Please join the Center for Italian Studies for discussion of the new work by two students in the Italian M.A. program at the University of Notre Dame.
Gabriella Di Palma, “‘The Magnificent and Progressive Destiny’ of Unified Italy: History and Sicily in Il Gattopardo”
The political unification of Italy between 1861 and 1871 brought to the fore several issues regarding the formation of a new Italian identity. The cultural and historical diversity of Italy’s regions rendered difficult the establishment of a shared sense of identity and the Southern regions came to be perceived as the internal “other.” Giuseppe Tomasi di Lampedusa’s Il Gattopardo (1958) set in Sicily between 1860 and 1910, describes the crucial years of the Risorgimento and its aftermath up until period preceding World War I. The novel depicts a society rooted in tradition, but also suspended in time and skeptical towards historical progress.

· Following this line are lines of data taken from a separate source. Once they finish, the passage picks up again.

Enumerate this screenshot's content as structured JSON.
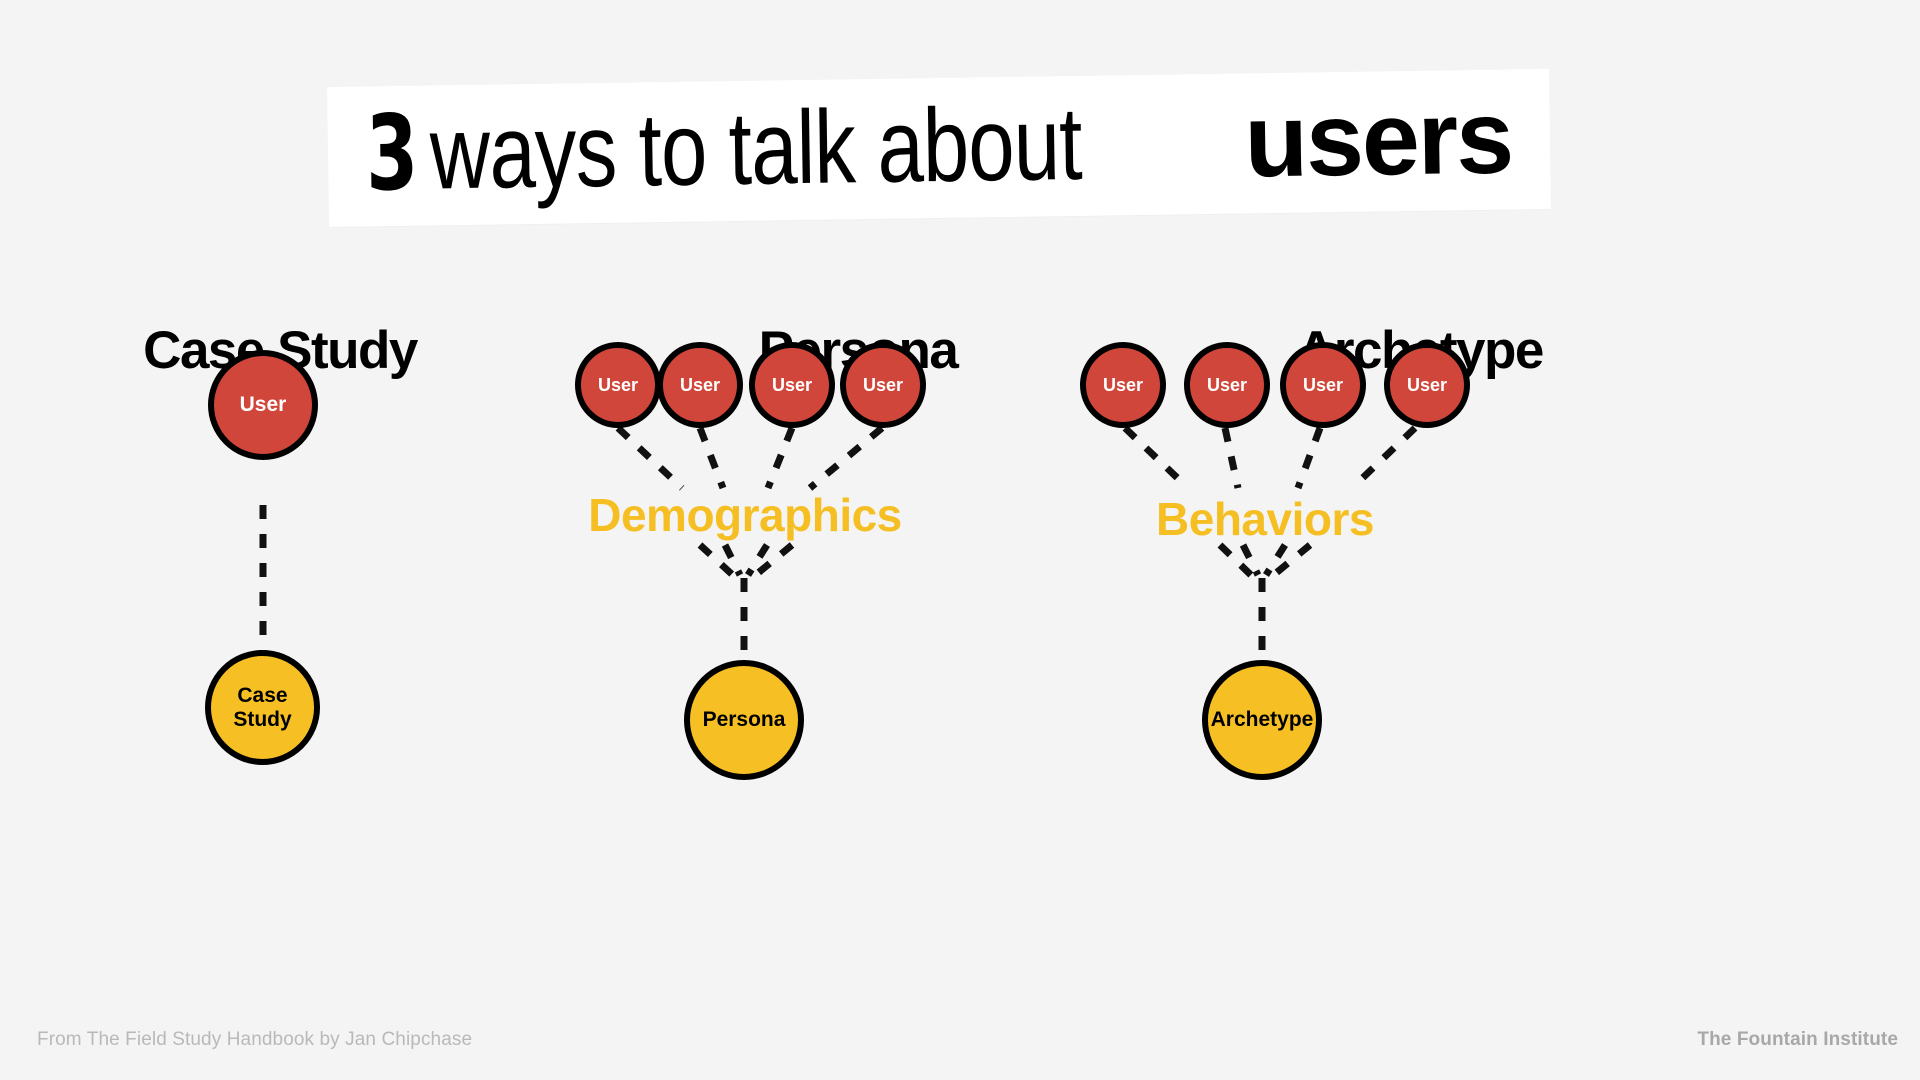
{
  "background_color": "#f4f4f4",
  "palette": {
    "user_node": "#d1463a",
    "output_node": "#f6c024",
    "group_label": "#f5bf24",
    "node_border": "#000000",
    "connector": "#111111",
    "title_band": "#ffffff",
    "footer_text": "#b3b3b3"
  },
  "title": {
    "number": "3",
    "middle": " ways to talk about ",
    "emphasis": "users",
    "full": "3 ways to talk about users"
  },
  "columns": [
    {
      "id": "case-study",
      "heading": "Case Study",
      "user_count": 1,
      "user_labels": [
        "User"
      ],
      "group_label": null,
      "output_label": "Case Study"
    },
    {
      "id": "persona",
      "heading": "Persona",
      "user_count": 4,
      "user_labels": [
        "User",
        "User",
        "User",
        "User"
      ],
      "group_label": "Demographics",
      "output_label": "Persona"
    },
    {
      "id": "archetype",
      "heading": "Archetype",
      "user_count": 4,
      "user_labels": [
        "User",
        "User",
        "User",
        "User"
      ],
      "group_label": "Behaviors",
      "output_label": "Archetype"
    }
  ],
  "footer": {
    "left": "From The Field Study Handbook by Jan Chipchase",
    "right": "The Fountain Institute"
  }
}
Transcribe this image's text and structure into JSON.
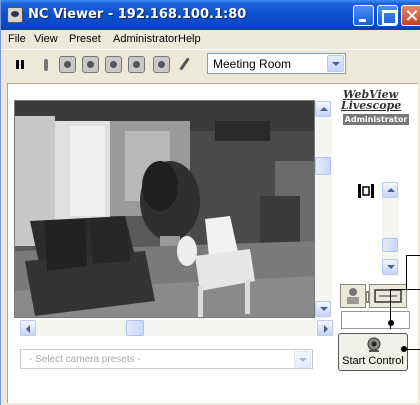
{
  "window": {
    "title": "NC Viewer - 192.168.100.1:80"
  },
  "menu": {
    "items": [
      "File",
      "View",
      "Preset",
      "Administrator",
      "Help"
    ]
  },
  "toolbar": {
    "icons": [
      "pause-icon",
      "signal-icon",
      "snapshot-icon",
      "settings-icon",
      "record-icon",
      "network-icon",
      "audio-icon",
      "microphone-icon"
    ],
    "preset_select": "Meeting Room"
  },
  "viewer": {
    "camera_presets_placeholder": "- Select camera presets -"
  },
  "logo": {
    "line1": "WebView",
    "line2": "Livescope",
    "badge": "Administrator"
  },
  "controls": {
    "start_control_label": "Start Control"
  },
  "colors": {
    "titlebar": "#0a4fd0",
    "window_bg": "#ece9d8",
    "callout": "#000000"
  }
}
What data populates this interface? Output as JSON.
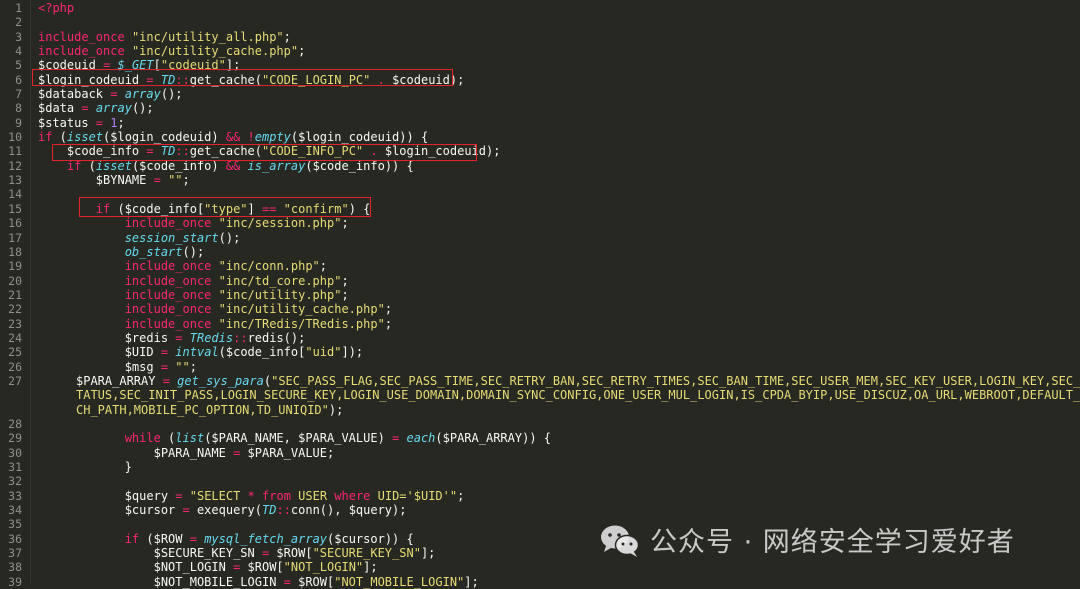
{
  "editor": {
    "language": "php",
    "lines": [
      {
        "n": "1",
        "tokens": [
          [
            "kw",
            "<?php"
          ]
        ]
      },
      {
        "n": "2",
        "tokens": []
      },
      {
        "n": "3",
        "tokens": [
          [
            "kw",
            "include_once"
          ],
          [
            "var",
            " "
          ],
          [
            "st",
            "\"inc/utility_all.php\""
          ],
          [
            "var",
            ";"
          ]
        ]
      },
      {
        "n": "4",
        "tokens": [
          [
            "kw",
            "include_once"
          ],
          [
            "var",
            " "
          ],
          [
            "st",
            "\"inc/utility_cache.php\""
          ],
          [
            "var",
            ";"
          ]
        ]
      },
      {
        "n": "5",
        "tokens": [
          [
            "var",
            "$codeuid "
          ],
          [
            "kw",
            "="
          ],
          [
            "var",
            " "
          ],
          [
            "fn",
            "$_GET"
          ],
          [
            "var",
            "["
          ],
          [
            "st",
            "\"codeuid\""
          ],
          [
            "var",
            "];"
          ]
        ]
      },
      {
        "n": "6",
        "tokens": [
          [
            "var",
            "$login_codeuid "
          ],
          [
            "kw",
            "="
          ],
          [
            "var",
            " "
          ],
          [
            "fn",
            "TD"
          ],
          [
            "kw",
            "::"
          ],
          [
            "var",
            "get_cache("
          ],
          [
            "st",
            "\"CODE_LOGIN_PC\""
          ],
          [
            "var",
            " "
          ],
          [
            "kw",
            "."
          ],
          [
            "var",
            " $codeuid);"
          ]
        ]
      },
      {
        "n": "7",
        "tokens": [
          [
            "var",
            "$databack "
          ],
          [
            "kw",
            "="
          ],
          [
            "var",
            " "
          ],
          [
            "fn",
            "array"
          ],
          [
            "var",
            "();"
          ]
        ]
      },
      {
        "n": "8",
        "tokens": [
          [
            "var",
            "$data "
          ],
          [
            "kw",
            "="
          ],
          [
            "var",
            " "
          ],
          [
            "fn",
            "array"
          ],
          [
            "var",
            "();"
          ]
        ]
      },
      {
        "n": "9",
        "tokens": [
          [
            "var",
            "$status "
          ],
          [
            "kw",
            "="
          ],
          [
            "var",
            " "
          ],
          [
            "nu",
            "1"
          ],
          [
            "var",
            ";"
          ]
        ]
      },
      {
        "n": "10",
        "tokens": [
          [
            "kw",
            "if"
          ],
          [
            "var",
            " ("
          ],
          [
            "fn",
            "isset"
          ],
          [
            "var",
            "($login_codeuid) "
          ],
          [
            "kw",
            "&&"
          ],
          [
            "var",
            " "
          ],
          [
            "kw",
            "!"
          ],
          [
            "fn",
            "empty"
          ],
          [
            "var",
            "($login_codeuid)) {"
          ]
        ]
      },
      {
        "n": "11",
        "tokens": [
          [
            "var",
            "    $code_info "
          ],
          [
            "kw",
            "="
          ],
          [
            "var",
            " "
          ],
          [
            "fn",
            "TD"
          ],
          [
            "kw",
            "::"
          ],
          [
            "var",
            "get_cache("
          ],
          [
            "st",
            "\"CODE_INFO_PC\""
          ],
          [
            "var",
            " "
          ],
          [
            "kw",
            "."
          ],
          [
            "var",
            " $login_codeuid);"
          ]
        ]
      },
      {
        "n": "12",
        "tokens": [
          [
            "var",
            "    "
          ],
          [
            "kw",
            "if"
          ],
          [
            "var",
            " ("
          ],
          [
            "fn",
            "isset"
          ],
          [
            "var",
            "($code_info) "
          ],
          [
            "kw",
            "&&"
          ],
          [
            "var",
            " "
          ],
          [
            "fn",
            "is_array"
          ],
          [
            "var",
            "($code_info)) {"
          ]
        ]
      },
      {
        "n": "13",
        "tokens": [
          [
            "var",
            "        $BYNAME "
          ],
          [
            "kw",
            "="
          ],
          [
            "var",
            " "
          ],
          [
            "st",
            "\"\""
          ],
          [
            "var",
            ";"
          ]
        ]
      },
      {
        "n": "14",
        "tokens": []
      },
      {
        "n": "15",
        "tokens": [
          [
            "var",
            "        "
          ],
          [
            "kw",
            "if"
          ],
          [
            "var",
            " ($code_info["
          ],
          [
            "st",
            "\"type\""
          ],
          [
            "var",
            "] "
          ],
          [
            "kw",
            "=="
          ],
          [
            "var",
            " "
          ],
          [
            "st",
            "\"confirm\""
          ],
          [
            "var",
            ") {"
          ]
        ]
      },
      {
        "n": "16",
        "tokens": [
          [
            "var",
            "            "
          ],
          [
            "kw",
            "include_once"
          ],
          [
            "var",
            " "
          ],
          [
            "st",
            "\"inc/session.php\""
          ],
          [
            "var",
            ";"
          ]
        ]
      },
      {
        "n": "17",
        "tokens": [
          [
            "var",
            "            "
          ],
          [
            "fn",
            "session_start"
          ],
          [
            "var",
            "();"
          ]
        ]
      },
      {
        "n": "18",
        "tokens": [
          [
            "var",
            "            "
          ],
          [
            "fn",
            "ob_start"
          ],
          [
            "var",
            "();"
          ]
        ]
      },
      {
        "n": "19",
        "tokens": [
          [
            "var",
            "            "
          ],
          [
            "kw",
            "include_once"
          ],
          [
            "var",
            " "
          ],
          [
            "st",
            "\"inc/conn.php\""
          ],
          [
            "var",
            ";"
          ]
        ]
      },
      {
        "n": "20",
        "tokens": [
          [
            "var",
            "            "
          ],
          [
            "kw",
            "include_once"
          ],
          [
            "var",
            " "
          ],
          [
            "st",
            "\"inc/td_core.php\""
          ],
          [
            "var",
            ";"
          ]
        ]
      },
      {
        "n": "21",
        "tokens": [
          [
            "var",
            "            "
          ],
          [
            "kw",
            "include_once"
          ],
          [
            "var",
            " "
          ],
          [
            "st",
            "\"inc/utility.php\""
          ],
          [
            "var",
            ";"
          ]
        ]
      },
      {
        "n": "22",
        "tokens": [
          [
            "var",
            "            "
          ],
          [
            "kw",
            "include_once"
          ],
          [
            "var",
            " "
          ],
          [
            "st",
            "\"inc/utility_cache.php\""
          ],
          [
            "var",
            ";"
          ]
        ]
      },
      {
        "n": "23",
        "tokens": [
          [
            "var",
            "            "
          ],
          [
            "kw",
            "include_once"
          ],
          [
            "var",
            " "
          ],
          [
            "st",
            "\"inc/TRedis/TRedis.php\""
          ],
          [
            "var",
            ";"
          ]
        ]
      },
      {
        "n": "24",
        "tokens": [
          [
            "var",
            "            $redis "
          ],
          [
            "kw",
            "="
          ],
          [
            "var",
            " "
          ],
          [
            "fn",
            "TRedis"
          ],
          [
            "kw",
            "::"
          ],
          [
            "var",
            "redis();"
          ]
        ]
      },
      {
        "n": "25",
        "tokens": [
          [
            "var",
            "            $UID "
          ],
          [
            "kw",
            "="
          ],
          [
            "var",
            " "
          ],
          [
            "fn",
            "intval"
          ],
          [
            "var",
            "($code_info["
          ],
          [
            "st",
            "\"uid\""
          ],
          [
            "var",
            "]);"
          ]
        ]
      },
      {
        "n": "26",
        "tokens": [
          [
            "var",
            "            $msg "
          ],
          [
            "kw",
            "="
          ],
          [
            "var",
            " "
          ],
          [
            "st",
            "\"\""
          ],
          [
            "var",
            ";"
          ]
        ]
      },
      {
        "n": "27",
        "wrap": true,
        "tokens": [
          [
            "var",
            "            $PARA_ARRAY "
          ],
          [
            "kw",
            "="
          ],
          [
            "var",
            " "
          ],
          [
            "fn",
            "get_sys_para"
          ],
          [
            "var",
            "("
          ],
          [
            "st",
            "\"SEC_PASS_FLAG,SEC_PASS_TIME,SEC_RETRY_BAN,SEC_RETRY_TIMES,SEC_BAN_TIME,SEC_USER_MEM,SEC_KEY_USER,LOGIN_KEY,SEC_ON_STATUS,SEC_INIT_PASS,LOGIN_SECURE_KEY,LOGIN_USE_DOMAIN,DOMAIN_SYNC_CONFIG,ONE_USER_MUL_LOGIN,IS_CPDA_BYIP,USE_DISCUZ,OA_URL,WEBROOT,DEFAULT_ATTACH_PATH,MOBILE_PC_OPTION,TD_UNIQID\""
          ],
          [
            "var",
            ");"
          ]
        ]
      },
      {
        "n": "28",
        "tokens": []
      },
      {
        "n": "29",
        "tokens": [
          [
            "var",
            "            "
          ],
          [
            "kw",
            "while"
          ],
          [
            "var",
            " ("
          ],
          [
            "fn",
            "list"
          ],
          [
            "var",
            "($PARA_NAME, $PARA_VALUE) "
          ],
          [
            "kw",
            "="
          ],
          [
            "var",
            " "
          ],
          [
            "fn",
            "each"
          ],
          [
            "var",
            "($PARA_ARRAY)) {"
          ]
        ]
      },
      {
        "n": "30",
        "tokens": [
          [
            "var",
            "                $PARA_NAME "
          ],
          [
            "kw",
            "="
          ],
          [
            "var",
            " $PARA_VALUE;"
          ]
        ]
      },
      {
        "n": "31",
        "tokens": [
          [
            "var",
            "            }"
          ]
        ]
      },
      {
        "n": "32",
        "tokens": []
      },
      {
        "n": "33",
        "tokens": [
          [
            "var",
            "            $query "
          ],
          [
            "kw",
            "="
          ],
          [
            "var",
            " "
          ],
          [
            "st",
            "\"SELECT "
          ],
          [
            "kw",
            "*"
          ],
          [
            "st",
            " "
          ],
          [
            "kw",
            "from"
          ],
          [
            "st",
            " USER "
          ],
          [
            "kw",
            "where"
          ],
          [
            "st",
            " UID='$UID'\""
          ],
          [
            "var",
            ";"
          ]
        ]
      },
      {
        "n": "34",
        "tokens": [
          [
            "var",
            "            $cursor "
          ],
          [
            "kw",
            "="
          ],
          [
            "var",
            " exequery("
          ],
          [
            "fn",
            "TD"
          ],
          [
            "kw",
            "::"
          ],
          [
            "var",
            "conn(), $query);"
          ]
        ]
      },
      {
        "n": "35",
        "tokens": []
      },
      {
        "n": "36",
        "tokens": [
          [
            "var",
            "            "
          ],
          [
            "kw",
            "if"
          ],
          [
            "var",
            " ($ROW "
          ],
          [
            "kw",
            "="
          ],
          [
            "var",
            " "
          ],
          [
            "fn",
            "mysql_fetch_array"
          ],
          [
            "var",
            "($cursor)) {"
          ]
        ]
      },
      {
        "n": "37",
        "tokens": [
          [
            "var",
            "                $SECURE_KEY_SN "
          ],
          [
            "kw",
            "="
          ],
          [
            "var",
            " $ROW["
          ],
          [
            "st",
            "\"SECURE_KEY_SN\""
          ],
          [
            "var",
            "];"
          ]
        ]
      },
      {
        "n": "38",
        "tokens": [
          [
            "var",
            "                $NOT_LOGIN "
          ],
          [
            "kw",
            "="
          ],
          [
            "var",
            " $ROW["
          ],
          [
            "st",
            "\"NOT_LOGIN\""
          ],
          [
            "var",
            "];"
          ]
        ]
      },
      {
        "n": "39",
        "tokens": [
          [
            "var",
            "                $NOT_MOBILE_LOGIN "
          ],
          [
            "kw",
            "="
          ],
          [
            "var",
            " $ROW["
          ],
          [
            "st",
            "\"NOT_MOBILE_LOGIN\""
          ],
          [
            "var",
            "];"
          ]
        ]
      }
    ]
  },
  "highlights": [
    {
      "line": "6",
      "color": "#e2232a"
    },
    {
      "line": "11",
      "color": "#e2232a"
    },
    {
      "line": "15",
      "color": "#e2232a"
    }
  ],
  "watermark": {
    "icon": "wechat-icon",
    "text": "公众号 · 网络安全学习爱好者"
  },
  "colors": {
    "background": "#272822",
    "keyword": "#f92672",
    "function": "#66d9ef",
    "string": "#e6db74",
    "number": "#ae81ff",
    "text": "#f8f8f2",
    "line_number": "#8f908a",
    "highlight_box": "#e2232a"
  }
}
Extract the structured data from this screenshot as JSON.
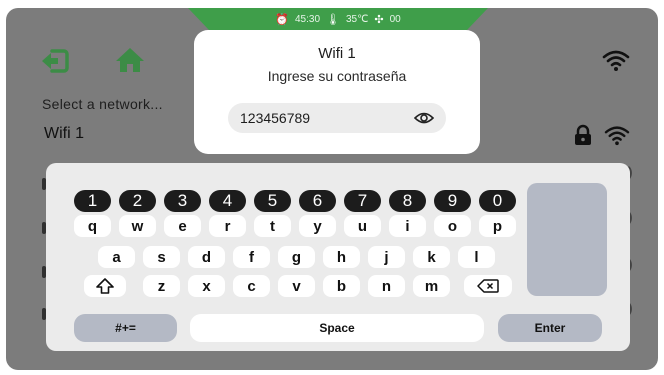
{
  "status_bar": {
    "timer_icon": "alarm-clock-icon",
    "timer": "45:30",
    "temp_icon": "thermometer-icon",
    "temperature": "35℃",
    "fan_icon": "fan-icon",
    "fan_speed": "00"
  },
  "header": {
    "back_icon": "logout-back-icon",
    "home_icon": "home-icon",
    "wifi_icon": "wifi-icon"
  },
  "networks": {
    "select_label": "Select a network...",
    "items": [
      {
        "name": "Wifi 1",
        "locked": true
      }
    ]
  },
  "dialog": {
    "title": "Wifi 1",
    "subtitle": "Ingrese su contraseña",
    "password_value": "123456789",
    "eye_icon": "eye-icon"
  },
  "keyboard": {
    "digits": [
      "1",
      "2",
      "3",
      "4",
      "5",
      "6",
      "7",
      "8",
      "9",
      "0"
    ],
    "row1": [
      "q",
      "w",
      "e",
      "r",
      "t",
      "y",
      "u",
      "i",
      "o",
      "p"
    ],
    "row2": [
      "a",
      "s",
      "d",
      "f",
      "g",
      "h",
      "j",
      "k",
      "l"
    ],
    "row3": [
      "z",
      "x",
      "c",
      "v",
      "b",
      "n",
      "m"
    ],
    "shift_icon": "shift-icon",
    "backspace_icon": "backspace-icon",
    "symbols_label": "#+=",
    "space_label": "Space",
    "enter_label": "Enter"
  },
  "colors": {
    "accent": "#3f9e4a",
    "background": "#7c7c7c",
    "key_dark": "#1c1c1c",
    "key_gray": "#b4b9c5"
  }
}
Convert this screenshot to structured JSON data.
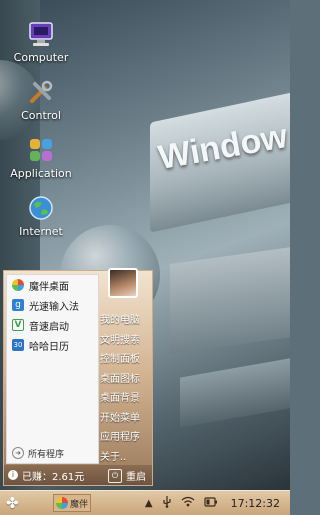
{
  "wallpaper": {
    "logo_text": "Window"
  },
  "desktop_icons": [
    {
      "label": "Computer",
      "icon": "computer-icon"
    },
    {
      "label": "Control",
      "icon": "tools-icon"
    },
    {
      "label": "Application",
      "icon": "app-grid-icon"
    },
    {
      "label": "Internet",
      "icon": "globe-icon"
    }
  ],
  "start_menu": {
    "apps": [
      {
        "label": "魔伴桌面",
        "icon": "pinwheel-icon",
        "color": "#3aa0e8"
      },
      {
        "label": "光速输入法",
        "icon": "g-logo-icon",
        "color": "#2f7fd6"
      },
      {
        "label": "音速启动",
        "icon": "v-logo-icon",
        "color": "#3aa34a"
      },
      {
        "label": "哈哈日历",
        "icon": "calendar-icon",
        "color": "#2b74c9"
      }
    ],
    "all_programs": "所有程序",
    "right_items": [
      "我的电脑",
      "文明搜索",
      "控制面板",
      "桌面图标",
      "桌面背景",
      "开始菜单",
      "应用程序",
      "关于.."
    ],
    "earned": "已赚：2.61元",
    "restart": "重启"
  },
  "taskbar": {
    "task_label": "魔伴",
    "clock": "17:12:32"
  }
}
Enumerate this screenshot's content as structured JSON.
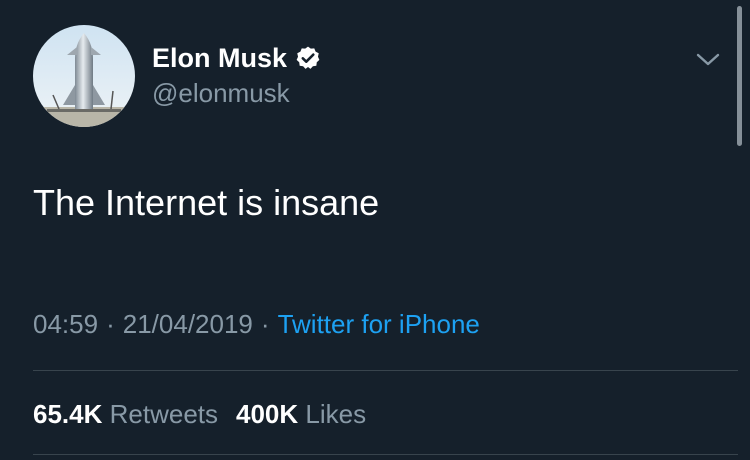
{
  "author": {
    "name": "Elon Musk",
    "handle": "@elonmusk",
    "verified": true,
    "avatar_icon": "starship-avatar-icon"
  },
  "tweet": {
    "text": "The Internet is insane",
    "time": "04:59",
    "date": "21/04/2019",
    "separator": "·",
    "source": "Twitter for iPhone"
  },
  "stats": {
    "retweets_count": "65.4K",
    "retweets_label": "Retweets",
    "likes_count": "400K",
    "likes_label": "Likes"
  },
  "colors": {
    "background": "#15202b",
    "text_primary": "#ffffff",
    "text_secondary": "#8899a6",
    "link": "#1da1f2",
    "divider": "#38444d"
  }
}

In particular, the aristocratic figure of Don Fabrizio embodies a pessimistic view of history, as well as of society and politics. Such an attitude towards progress might remind us of Giacomo Leopardi’s skepticism vis-à-vis any optimistic theory of historical progress. By exploring the themes of pessimism, decadence, and history in Il Gattopardo, we can better understand not only the so-called “otherness” of Southern Italy, but also the origins of the “Southern Question.”
Guido Guerra, “The Commedia as Connection: Dante in Walt Whitman’s Leaves of Grass”
This talk will present evidence from both the published and unpublished works of Walt Whitman to support a reconsideration of his appreciation and application of Dante’s Commedia, particularly the Inferno. While American-Literature studies have noted that Whitman read, and greatly admired, Dante, they have, to this point, focused on later editions of Leaves of Grass; specifically, that of 1867, which featured Drum-Taps, a description of, and meditation on, the sights and horrors of the American Civil War, which Whitman served in as a nurse. Neglected is Dante’s presence in the earlier, 1860 edition of Leaves of Grass, which came shortly after Whitman first read the Inferno, in 1859. Both implicitly and explicitly, Whitman incorporated the words and world-view of Dante into his own work, reinforcing his standing as the great modern bard.
Rare Books and Special Collections
102 Hesburgh Library
Thursday, February 21, 2019
5:00 – 6:30 pm
Originally published at italianstudies.nd.edu.